What is stevens johnson syndrome pictures would help?

Stevens-Johnson. Stevens-johnson syndrome is a rare, serious disorder in which your skin and mucous membranes react severely to a medication or infection. Often, stevens-johnson syndrome begins with flu-like symptoms, followed by a painful red or purplish rash that spreads and blisters, eventually causing the top layer of your skin to die and shed.

Related Questions

What is stevens-johnson syndrome?

See details. This is a very rare but very serious and even life threatening disorder of the skin and mucous membranes. It is usually a reaction to a medication or an infection. It usually begins with flu-like symptoms followed by a painful rash in which the top layer of the skin dies and sheds. It is an extreme emergency and requires immediate hospitalization. Read more...

Is stevens-johnson syndrome a side effect of ibuprofen?

Uncertain (too rare) Stevens johnson syndrome (toxic epidermal necrolysis) is a severe, sometimes fatal, allergic reaction. It occurs in about 2-4 people per 1 million people each year. About half of the cases have no known cause, more than a fourth of the cases are felt to be due to infections by viruses, mycoplasma, bacteria, etc... The remaining 20% or so of cases are believed related to a variety of medications. Read more...
Yes. Stevens-johnson's syndrome has been reported after use if ibuprofen. It is very rare however. Read more...

Can stevens johnson syndrome be cured?

Yes, sometimes. Depending on a number of factors, stevens johnson syndrome can be treated once the offending agent can be removed from the body and the immune system can be quelled and the patient protected from infection, dehydration, and multi-organ failure. Read more...

Can you die of stevens-johnson syndrome?

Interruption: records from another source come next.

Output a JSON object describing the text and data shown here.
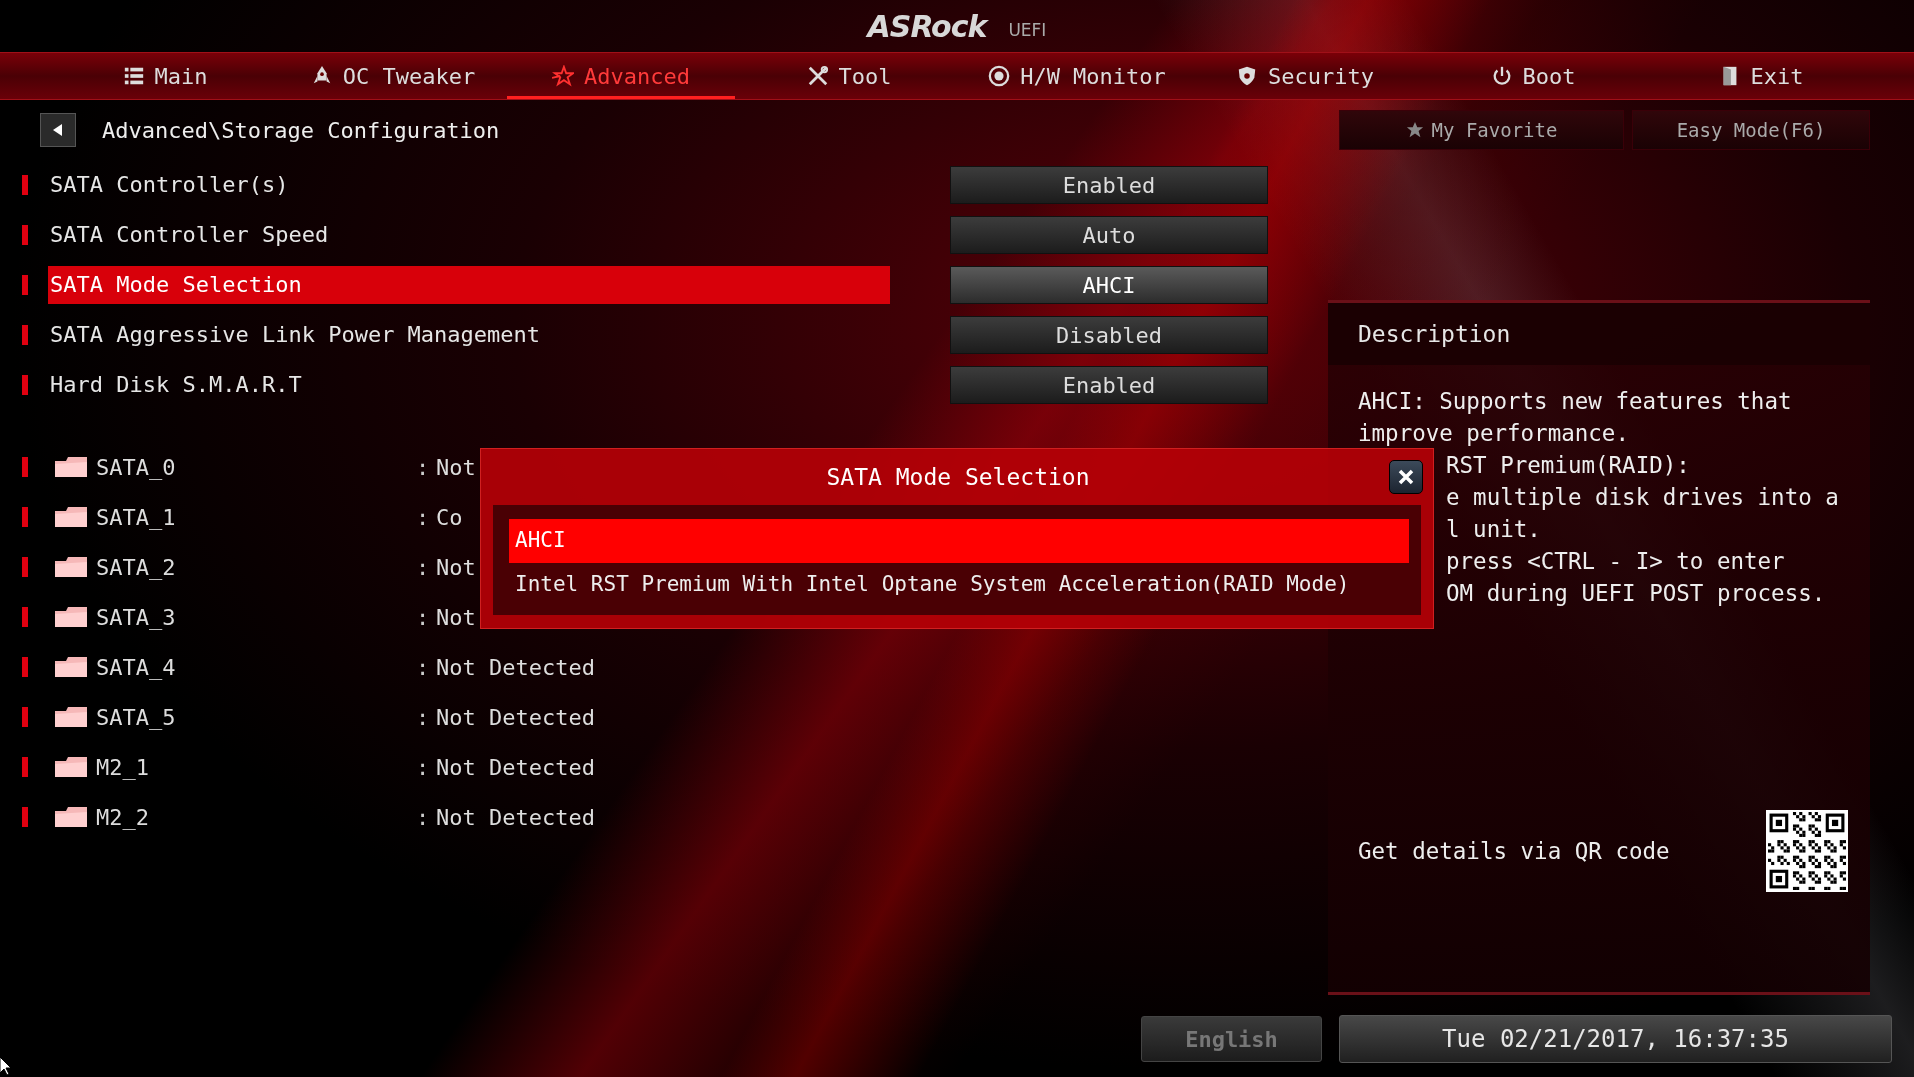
{
  "logo": {
    "brand": "ASRock",
    "suffix": "UEFI"
  },
  "tabs": [
    {
      "label": "Main",
      "selected": false
    },
    {
      "label": "OC Tweaker",
      "selected": false
    },
    {
      "label": "Advanced",
      "selected": true
    },
    {
      "label": "Tool",
      "selected": false
    },
    {
      "label": "H/W Monitor",
      "selected": false
    },
    {
      "label": "Security",
      "selected": false
    },
    {
      "label": "Boot",
      "selected": false
    },
    {
      "label": "Exit",
      "selected": false
    }
  ],
  "breadcrumb": "Advanced\\Storage Configuration",
  "top_buttons": {
    "favorite": "My Favorite",
    "easy_mode": "Easy Mode(F6)"
  },
  "settings": [
    {
      "label": "SATA Controller(s)",
      "value": "Enabled",
      "selected": false
    },
    {
      "label": "SATA Controller Speed",
      "value": "Auto",
      "selected": false
    },
    {
      "label": "SATA Mode Selection",
      "value": "AHCI",
      "selected": true
    },
    {
      "label": "SATA Aggressive Link Power Management",
      "value": "Disabled",
      "selected": false
    },
    {
      "label": "Hard Disk S.M.A.R.T",
      "value": "Enabled",
      "selected": false
    }
  ],
  "devices": [
    {
      "name": "SATA_0",
      "separator": ":",
      "value": "Not"
    },
    {
      "name": "SATA_1",
      "separator": ":",
      "value": "Co"
    },
    {
      "name": "SATA_2",
      "separator": ":",
      "value": "Not"
    },
    {
      "name": "SATA_3",
      "separator": ":",
      "value": "Not"
    },
    {
      "name": "SATA_4",
      "separator": ":",
      "value": "Not Detected"
    },
    {
      "name": "SATA_5",
      "separator": ":",
      "value": "Not Detected"
    },
    {
      "name": "M2_1",
      "separator": ":",
      "value": "Not Detected"
    },
    {
      "name": "M2_2",
      "separator": ":",
      "value": "Not Detected"
    }
  ],
  "popup": {
    "title": "SATA Mode Selection",
    "options": [
      {
        "label": "AHCI",
        "selected": true
      },
      {
        "label": "Intel RST Premium With Intel Optane System Acceleration(RAID Mode)",
        "selected": false
      }
    ]
  },
  "description": {
    "title": "Description",
    "lines": [
      {
        "text": "AHCI: Supports new features that",
        "kind": "full"
      },
      {
        "text": "improve performance.",
        "kind": "full"
      },
      {
        "text": "RST Premium(RAID):",
        "kind": "partial"
      },
      {
        "text": "e multiple disk drives into a",
        "kind": "partial"
      },
      {
        "text": "l unit.",
        "kind": "partial"
      },
      {
        "text": "press <CTRL - I> to enter",
        "kind": "partial"
      },
      {
        "text": "OM during UEFI POST process.",
        "kind": "partial"
      }
    ],
    "qr_caption": "Get details via QR code"
  },
  "footer": {
    "language": "English",
    "datetime": "Tue 02/21/2017, 16:37:35"
  }
}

Yes, SJS is serious. Stevens johnson syndrome (eryth. Multi. Major, ten) is a rare but sometimes fatal allergic reaction. A person can have fever, malaise (general discomfort), skin itching, joint aches, and a fairly rapid appearance of reddened spots or patches all over. The rash can have "target" or "bulls-eye" spots, and even blisters. Eye irritation can occur, as well as sores on eyelids, lips, and in the mouth. Read more...
Yes. If stevens-johnson syndrome (sjs) is advanced and widespread then an extreme loss of fluid may occur comparable to a sever burn. Infection can set in as well. Dehydration and infection can cause death. Read more...

Can stevens johnson syndrome be treated?

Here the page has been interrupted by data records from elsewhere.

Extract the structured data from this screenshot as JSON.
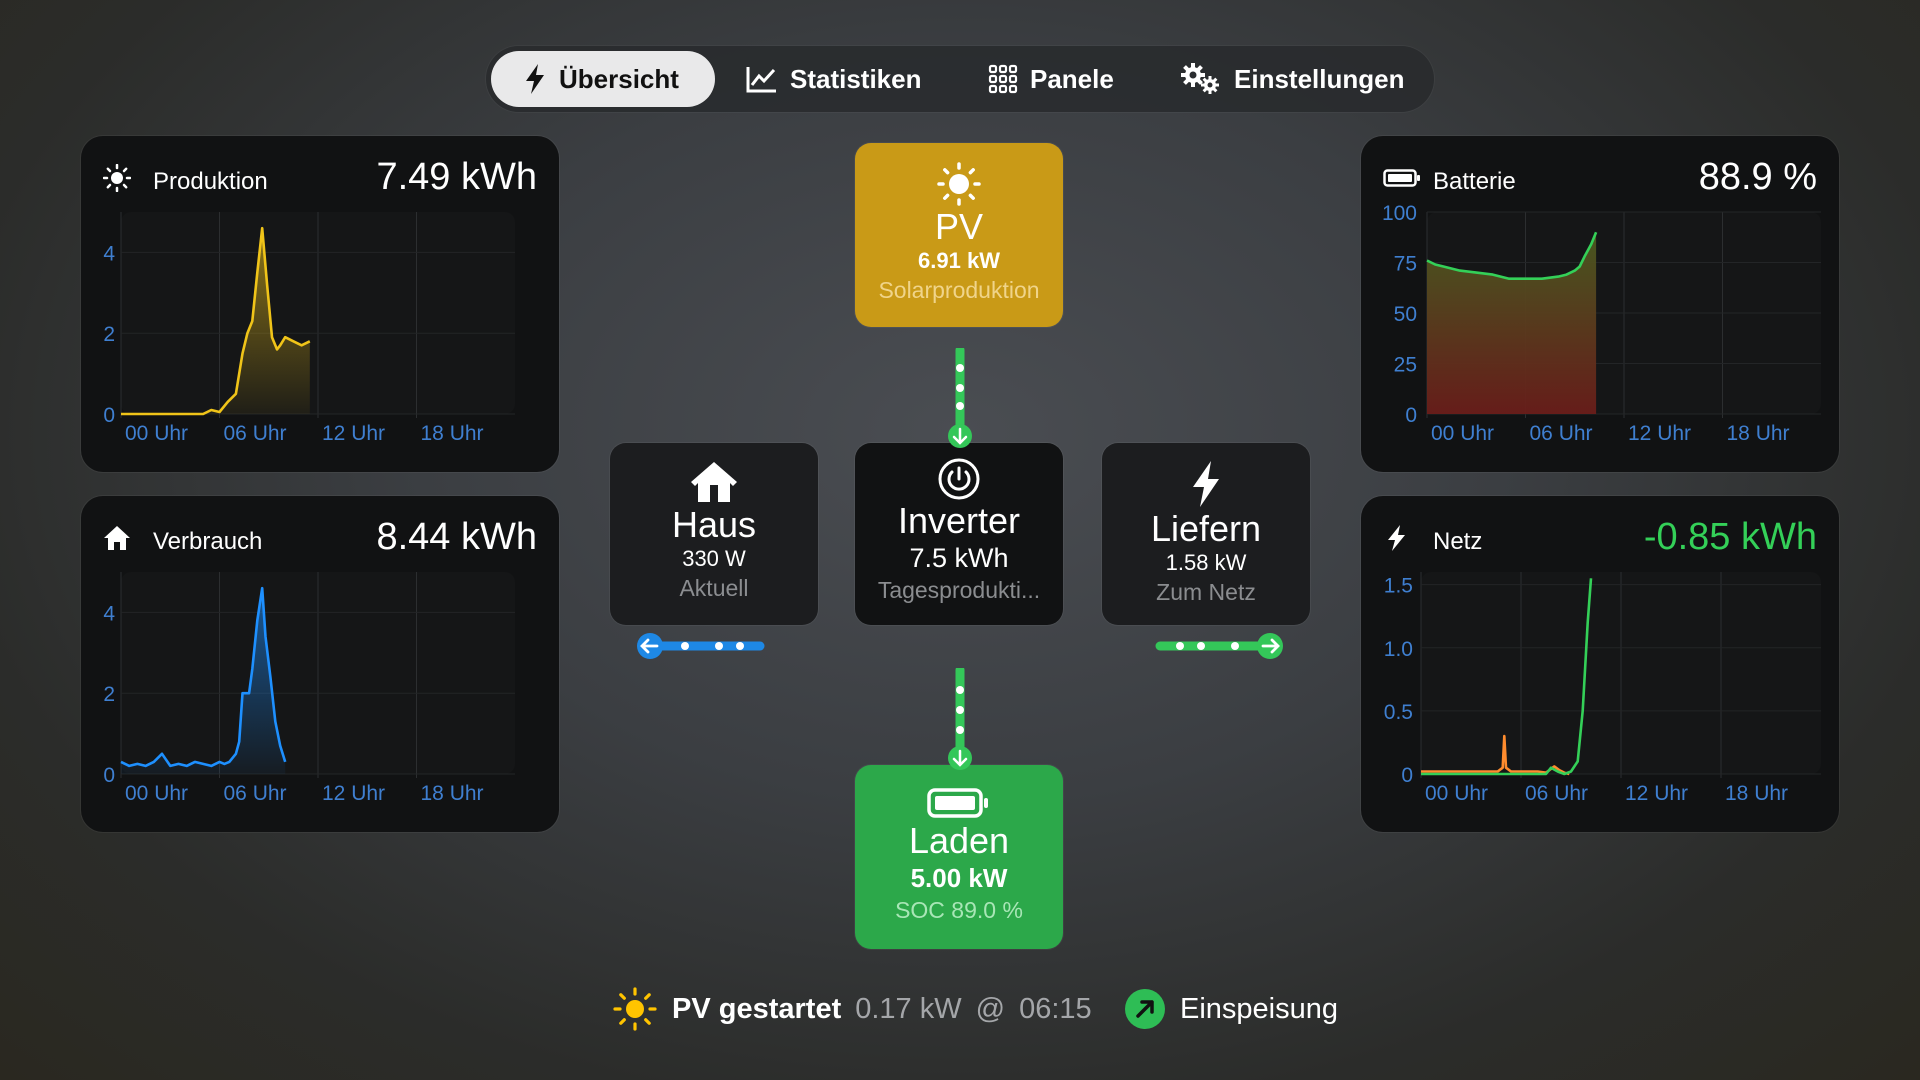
{
  "nav": {
    "tabs": [
      {
        "label": "Übersicht",
        "icon": "bolt-icon",
        "active": true
      },
      {
        "label": "Statistiken",
        "icon": "chart-line-icon",
        "active": false
      },
      {
        "label": "Panele",
        "icon": "grid-icon",
        "active": false
      },
      {
        "label": "Einstellungen",
        "icon": "gears-icon",
        "active": false
      }
    ]
  },
  "cards": {
    "produktion": {
      "title": "Produktion",
      "value": "7.49 kWh",
      "icon": "sun-icon"
    },
    "verbrauch": {
      "title": "Verbrauch",
      "value": "8.44 kWh",
      "icon": "house-icon"
    },
    "batterie": {
      "title": "Batterie",
      "value": "88.9 %",
      "icon": "battery-icon"
    },
    "netz": {
      "title": "Netz",
      "value": "-0.85 kWh",
      "icon": "bolt-icon",
      "value_color": "#34d058"
    }
  },
  "flow": {
    "pv": {
      "title": "PV",
      "value": "6.91 kW",
      "sub": "Solarproduktion",
      "color": "#c99a17"
    },
    "inverter": {
      "title": "Inverter",
      "value": "7.5 kWh",
      "sub": "Tagesprodukti..."
    },
    "haus": {
      "title": "Haus",
      "value": "330 W",
      "sub": "Aktuell"
    },
    "liefern": {
      "title": "Liefern",
      "value": "1.58 kW",
      "sub": "Zum Netz"
    },
    "battery": {
      "title": "Laden",
      "value": "5.00 kW",
      "sub": "SOC 89.0 %",
      "color": "#2ca84a"
    }
  },
  "status": {
    "pv_label": "PV gestartet",
    "pv_detail": "0.17 kW",
    "at": "@",
    "time": "06:15",
    "feed_label": "Einspeisung"
  },
  "chart_data": [
    {
      "id": "produktion",
      "type": "area",
      "color": "#f0c419",
      "x_ticks": [
        "00 Uhr",
        "06 Uhr",
        "12 Uhr",
        "18 Uhr"
      ],
      "y_ticks": [
        "0",
        "2",
        "4"
      ],
      "ylim": [
        0,
        5
      ],
      "xlim": [
        0,
        24
      ],
      "x": [
        0.0,
        3.0,
        5.0,
        5.5,
        6.0,
        6.5,
        7.0,
        7.4,
        7.7,
        8.0,
        8.3,
        8.6,
        8.9,
        9.2,
        9.5,
        9.7,
        10.0,
        10.5,
        11.0,
        11.5
      ],
      "y": [
        0.0,
        0.0,
        0.0,
        0.1,
        0.05,
        0.3,
        0.5,
        1.5,
        2.0,
        2.3,
        3.5,
        4.6,
        3.2,
        1.9,
        1.6,
        1.7,
        1.9,
        1.8,
        1.7,
        1.8
      ]
    },
    {
      "id": "verbrauch",
      "type": "area",
      "color": "#1e90ff",
      "x_ticks": [
        "00 Uhr",
        "06 Uhr",
        "12 Uhr",
        "18 Uhr"
      ],
      "y_ticks": [
        "0",
        "2",
        "4"
      ],
      "ylim": [
        0,
        5
      ],
      "xlim": [
        0,
        24
      ],
      "x": [
        0.0,
        0.5,
        1.0,
        1.5,
        2.0,
        2.5,
        3.0,
        3.5,
        4.0,
        4.5,
        5.0,
        5.5,
        6.0,
        6.3,
        6.6,
        7.0,
        7.2,
        7.4,
        7.8,
        8.0,
        8.3,
        8.6,
        8.8,
        9.1,
        9.4,
        9.7,
        10.0
      ],
      "y": [
        0.3,
        0.2,
        0.25,
        0.2,
        0.3,
        0.5,
        0.2,
        0.25,
        0.2,
        0.3,
        0.25,
        0.2,
        0.3,
        0.25,
        0.3,
        0.5,
        0.8,
        2.0,
        2.0,
        2.6,
        3.8,
        4.6,
        3.4,
        2.4,
        1.3,
        0.7,
        0.3
      ]
    },
    {
      "id": "batterie",
      "type": "area",
      "color": "#34d058",
      "x_ticks": [
        "00 Uhr",
        "06 Uhr",
        "12 Uhr",
        "18 Uhr"
      ],
      "y_ticks": [
        "0",
        "25",
        "50",
        "75",
        "100"
      ],
      "ylim": [
        0,
        100
      ],
      "xlim": [
        0,
        24
      ],
      "x": [
        0.0,
        0.5,
        1.0,
        2.0,
        3.0,
        4.0,
        5.0,
        6.0,
        7.0,
        8.0,
        8.5,
        9.0,
        9.3,
        9.6,
        10.0,
        10.3
      ],
      "y": [
        76,
        74,
        73,
        71,
        70,
        69,
        67,
        67,
        67,
        68,
        69,
        71,
        73,
        78,
        84,
        90
      ]
    },
    {
      "id": "netz",
      "type": "line",
      "x_ticks": [
        "00 Uhr",
        "06 Uhr",
        "12 Uhr",
        "18 Uhr"
      ],
      "y_ticks": [
        "0",
        "0.5",
        "1.0",
        "1.5"
      ],
      "ylim": [
        0,
        1.6
      ],
      "xlim": [
        0,
        24
      ],
      "series": [
        {
          "color": "#ff8c2e",
          "x": [
            0.0,
            4.0,
            4.6,
            4.9,
            5.0,
            5.1,
            5.4,
            6.0,
            7.0,
            7.5,
            7.8,
            8.0,
            8.3,
            8.6,
            8.9
          ],
          "y": [
            0.02,
            0.02,
            0.02,
            0.05,
            0.3,
            0.05,
            0.02,
            0.02,
            0.02,
            0.01,
            0.04,
            0.06,
            0.03,
            0.01,
            0.0
          ]
        },
        {
          "color": "#34d058",
          "x": [
            0.0,
            7.0,
            7.5,
            7.8,
            8.2,
            8.6,
            9.0,
            9.4,
            9.7,
            10.0,
            10.2
          ],
          "y": [
            0.0,
            0.0,
            0.0,
            0.05,
            0.02,
            0.0,
            0.02,
            0.1,
            0.5,
            1.2,
            1.55
          ]
        }
      ]
    }
  ]
}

Yes, somewhat. Treatment for stevens johnson syndrome (ery. Multiforme major, toxic epider. Necrolysis) is mostly supportive. The patient has suffered a severe allergic reaction in which large areas of skin are damaged and/or blistered off. He is taken care of in a burn unit or a similar intensive care unit, because without functional skin, he is like a burn victim. Many patients still die, even with treatment. Read more...
SJS. Absolutely. Sjs is best treated in a burn unit by trained professionals. It is all patient dependent since there are differing views on the use of corticosteroids. http://www.ncbi.nlm.nih.gov/pubmedhealth/pmh0001854/. Read more...

Can you die from stevens johnson syndrome?

Yes. Stevens johnson is a very serious immune reaction manifest as skin and mucosal damage and sloughing. It looks similar to and has effects like a burn. Untreated one can die of dehydration and infection. Read more...

What are the tests for stevens johnson syndrome?

BIopsy confirms. Stevens-johnson is such a severe and obvious disease of the skin, and often eyes and mucosal surfaces, that treatment (including support, and stopping any medication that might have triggered it) will not wait on lab testing. Biopsy may be used for confirmation. Read more...